We believe the trial court correctly perceived that the two loans questioned by the Secretary were different from those the court found wanting between the Bank and the plan. Because we cannot find that the two loans constituted per se violations of either Sec. 1104 or Sec. 1106, the trial court properly ruled the Secretary failed to meet his burden of proof. While we do not hold the transactions were free of ERISA violation, we simply conclude the trial court correctly ruled the trustees' approval of the loans was not a per se violation of the statute.2
Finally, the Secretary contends the trustees should be required to return to the plan the amount of interest the plan paid to the Bank for the loans made in violation of 29 U.S.C. Sec. 1106(a)(1)(B). Although the claim for recovery of such sums was set out in the pretrial order, it was not addressed in the trial court's dispositional memorandum and order. Noting the court's failure to deal with the claim, the Secretary filed a motion pursuant to Fed.R.Civ.P. 59(e) to amend the judgment to include, among other things, an order requiring reimbursement for the loan interest. Without discussing the merits of the motion, the court denied relief on the ground the motion was not timely. While the Secretary argues those merits in this court, he fails to address the reason why his motion was denied in the trial court. Perhaps that failure is due to the correctness of the ruling. Because the Secretary's motion was not filed until thirteen days after entry of the findings of fact and conclusions of law, the trial court correctly denied relief on jurisdictional grounds. Beliz v. McLeod & Sons Packing Co., 765 F.2d 1317 (5th Cir.1985); Scott v. Younger, 739 F.2d 1464 (9th Cir.1984).
Honorable Aldon J. Anderson, United States District Judge for the District of Utah, sitting by designation
The original investment had been reduced to 65% by the time the complaint was filed
None of the cases relied upon by the Secretary belie this conclusion.
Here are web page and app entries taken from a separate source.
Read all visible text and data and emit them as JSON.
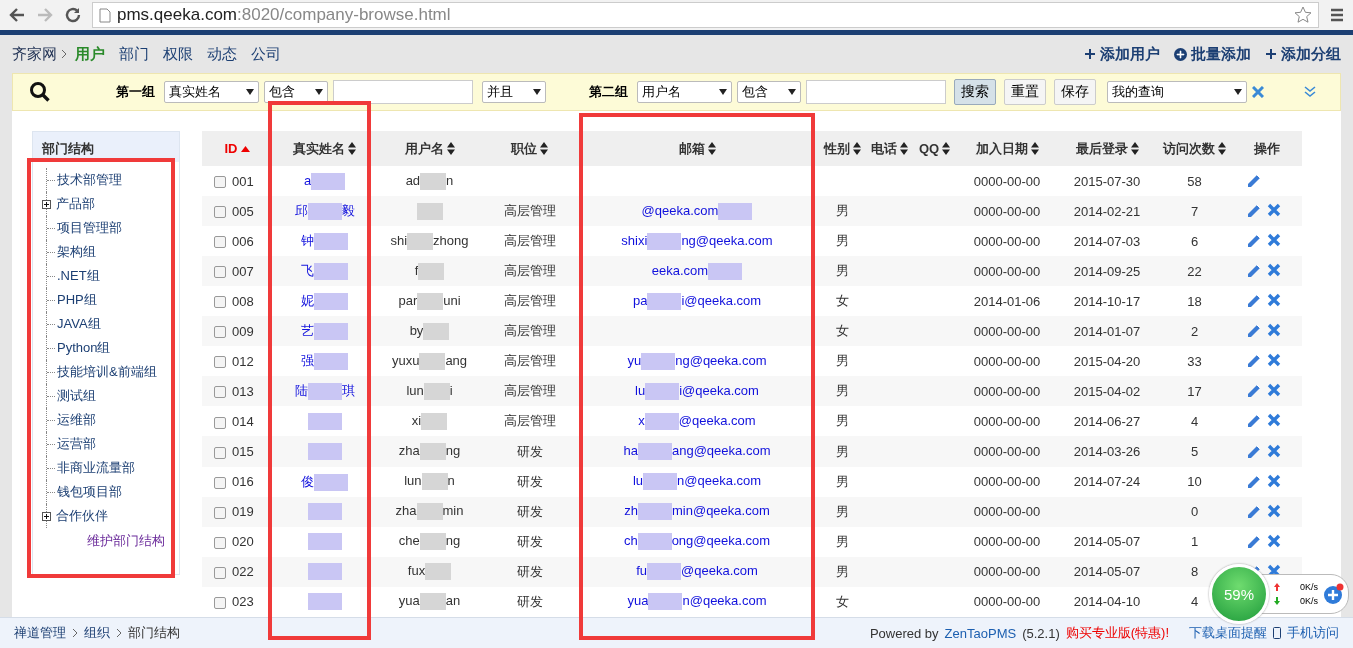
{
  "browser": {
    "url_host": "pms.qeeka.com",
    "url_rest": ":8020/company-browse.html"
  },
  "nav": {
    "root": "齐家网",
    "tabs": [
      {
        "label": "用户",
        "selected": true
      },
      {
        "label": "部门",
        "selected": false
      },
      {
        "label": "权限",
        "selected": false
      },
      {
        "label": "动态",
        "selected": false
      },
      {
        "label": "公司",
        "selected": false
      }
    ],
    "actions": [
      {
        "kind": "plus",
        "label": "添加用户"
      },
      {
        "kind": "plus-circle",
        "label": "批量添加"
      },
      {
        "kind": "plus",
        "label": "添加分组"
      }
    ]
  },
  "filter": {
    "group1": {
      "label": "第一组",
      "field": "真实姓名",
      "operator": "包含"
    },
    "join": "并且",
    "group2": {
      "label": "第二组",
      "field": "用户名",
      "operator": "包含"
    },
    "buttons": [
      {
        "label": "搜索",
        "selected": true
      },
      {
        "label": "重置",
        "selected": false
      },
      {
        "label": "保存",
        "selected": false
      }
    ],
    "saved_query": "我的查询"
  },
  "sidebar": {
    "title": "部门结构",
    "items": [
      {
        "label": "技术部管理",
        "expandable": false
      },
      {
        "label": "产品部",
        "expandable": true
      },
      {
        "label": "项目管理部",
        "expandable": false
      },
      {
        "label": "架构组",
        "expandable": false
      },
      {
        "label": ".NET组",
        "expandable": false
      },
      {
        "label": "PHP组",
        "expandable": false
      },
      {
        "label": "JAVA组",
        "expandable": false
      },
      {
        "label": "Python组",
        "expandable": false
      },
      {
        "label": "技能培训&前端组",
        "expandable": false
      },
      {
        "label": "测试组",
        "expandable": false
      },
      {
        "label": "运维部",
        "expandable": false
      },
      {
        "label": "运营部",
        "expandable": false
      },
      {
        "label": "非商业流量部",
        "expandable": false
      },
      {
        "label": "钱包项目部",
        "expandable": false
      },
      {
        "label": "合作伙伴",
        "expandable": true
      }
    ],
    "link": "维护部门结构",
    "highlighted": true
  },
  "table": {
    "columns": [
      {
        "label": "ID",
        "sortable": true,
        "sorted": true
      },
      {
        "label": "真实姓名",
        "sortable": true,
        "sorted": false,
        "highlighted": true
      },
      {
        "label": "用户名",
        "sortable": true,
        "sorted": false
      },
      {
        "label": "职位",
        "sortable": true,
        "sorted": false
      },
      {
        "label": "邮箱",
        "sortable": true,
        "sorted": false,
        "highlighted": true
      },
      {
        "label": "性别",
        "sortable": true,
        "sorted": false
      },
      {
        "label": "电话",
        "sortable": true,
        "sorted": false
      },
      {
        "label": "QQ",
        "sortable": true,
        "sorted": false
      },
      {
        "label": "加入日期",
        "sortable": true,
        "sorted": false
      },
      {
        "label": "最后登录",
        "sortable": true,
        "sorted": false
      },
      {
        "label": "访问次数",
        "sortable": true,
        "sorted": false
      },
      {
        "label": "操作",
        "sortable": false,
        "sorted": false
      }
    ],
    "rows": [
      {
        "checked": false,
        "id": "001",
        "name": [
          "a"
        ],
        "username": [
          "ad",
          "n"
        ],
        "post": "",
        "email": [],
        "gender": "",
        "join": "0000-00-00",
        "last": "2015-07-30",
        "visits": "58",
        "editable": true,
        "deletable": false
      },
      {
        "checked": false,
        "id": "005",
        "name": [
          "邱",
          "毅"
        ],
        "username": [],
        "post": "高层管理",
        "email": [
          "@qeeka.com"
        ],
        "gender": "男",
        "join": "0000-00-00",
        "last": "2014-02-21",
        "visits": "7",
        "editable": true,
        "deletable": true
      },
      {
        "checked": false,
        "id": "006",
        "name": [
          "钟"
        ],
        "username": [
          "shi",
          "zhong"
        ],
        "post": "高层管理",
        "email": [
          "shixi",
          "ng@qeeka.com"
        ],
        "gender": "男",
        "join": "0000-00-00",
        "last": "2014-07-03",
        "visits": "6",
        "editable": true,
        "deletable": true
      },
      {
        "checked": false,
        "id": "007",
        "name": [
          "飞"
        ],
        "username": [
          "f"
        ],
        "post": "高层管理",
        "email": [
          "eeka.com"
        ],
        "gender": "男",
        "join": "0000-00-00",
        "last": "2014-09-25",
        "visits": "22",
        "editable": true,
        "deletable": true
      },
      {
        "checked": false,
        "id": "008",
        "name": [
          "妮"
        ],
        "username": [
          "par",
          "uni"
        ],
        "post": "高层管理",
        "email": [
          "pa",
          "i@qeeka.com"
        ],
        "gender": "女",
        "join": "2014-01-06",
        "last": "2014-10-17",
        "visits": "18",
        "editable": true,
        "deletable": true
      },
      {
        "checked": false,
        "id": "009",
        "name": [
          "艺"
        ],
        "username": [
          "by"
        ],
        "post": "高层管理",
        "email": [],
        "gender": "女",
        "join": "0000-00-00",
        "last": "2014-01-07",
        "visits": "2",
        "editable": true,
        "deletable": true
      },
      {
        "checked": false,
        "id": "012",
        "name": [
          "强"
        ],
        "username": [
          "yuxu",
          "ang"
        ],
        "post": "高层管理",
        "email": [
          "yu",
          "ng@qeeka.com"
        ],
        "gender": "男",
        "join": "0000-00-00",
        "last": "2015-04-20",
        "visits": "33",
        "editable": true,
        "deletable": true
      },
      {
        "checked": false,
        "id": "013",
        "name": [
          "陆",
          "琪"
        ],
        "username": [
          "lun",
          "i"
        ],
        "post": "高层管理",
        "email": [
          "lu",
          "i@qeeka.com"
        ],
        "gender": "男",
        "join": "0000-00-00",
        "last": "2015-04-02",
        "visits": "17",
        "editable": true,
        "deletable": true
      },
      {
        "checked": false,
        "id": "014",
        "name": [],
        "username": [
          "xi"
        ],
        "post": "高层管理",
        "email": [
          "x",
          "@qeeka.com"
        ],
        "gender": "男",
        "join": "0000-00-00",
        "last": "2014-06-27",
        "visits": "4",
        "editable": true,
        "deletable": true
      },
      {
        "checked": false,
        "id": "015",
        "name": [],
        "username": [
          "zha",
          "ng"
        ],
        "post": "研发",
        "email": [
          "ha",
          "ang@qeeka.com"
        ],
        "gender": "男",
        "join": "0000-00-00",
        "last": "2014-03-26",
        "visits": "5",
        "editable": true,
        "deletable": true
      },
      {
        "checked": false,
        "id": "016",
        "name": [
          "俊"
        ],
        "username": [
          "lun",
          "n"
        ],
        "post": "研发",
        "email": [
          "lu",
          "n@qeeka.com"
        ],
        "gender": "男",
        "join": "0000-00-00",
        "last": "2014-07-24",
        "visits": "10",
        "editable": true,
        "deletable": true
      },
      {
        "checked": false,
        "id": "019",
        "name": [],
        "username": [
          "zha",
          "min"
        ],
        "post": "研发",
        "email": [
          "zh",
          "min@qeeka.com"
        ],
        "gender": "男",
        "join": "0000-00-00",
        "last": "",
        "visits": "0",
        "editable": true,
        "deletable": true
      },
      {
        "checked": false,
        "id": "020",
        "name": [],
        "username": [
          "che",
          "ng"
        ],
        "post": "研发",
        "email": [
          "ch",
          "ong@qeeka.com"
        ],
        "gender": "男",
        "join": "0000-00-00",
        "last": "2014-05-07",
        "visits": "1",
        "editable": true,
        "deletable": true
      },
      {
        "checked": false,
        "id": "022",
        "name": [],
        "username": [
          "fux"
        ],
        "post": "研发",
        "email": [
          "fu",
          "@qeeka.com"
        ],
        "gender": "男",
        "join": "0000-00-00",
        "last": "2014-05-07",
        "visits": "8",
        "editable": true,
        "deletable": true
      },
      {
        "checked": false,
        "id": "023",
        "name": [],
        "username": [
          "yua",
          "an"
        ],
        "post": "研发",
        "email": [
          "yua",
          "n@qeeka.com"
        ],
        "gender": "女",
        "join": "0000-00-00",
        "last": "2014-04-10",
        "visits": "4"
      }
    ]
  },
  "footer": {
    "breadcrumb": [
      "禅道管理",
      "组织",
      "部门结构"
    ],
    "powered": "Powered by",
    "product": "ZenTaoPMS",
    "version": "(5.2.1)",
    "buy": "购买专业版(特惠)!",
    "download": "下载桌面提醒",
    "mobile": "手机访问"
  },
  "speed_widget": {
    "percent": "59%",
    "upload": "0K/s",
    "download": "0K/s"
  }
}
He relies chiefly upon Cutaiar v. Marshall, 590 F.2d 523 (3d Cir.1979); Gilliam v. Edwards, 492 F.Supp. 1255 (D.N.J.1980); Freund v. Marshall & Ilsley Bank, 485 F.Supp. 629 (W.D.Wis.1979); and Marshall v. Kelly, 465 F.Supp. 341 (W.D.Okla.1978). These cases are all distinguishable factually because in each the fiduciary dealt directly with either himself or a party in interest to commit a specifically prohibited act. In none of those cases was it contended a fiduciary committed a per se violation by dealing with a third party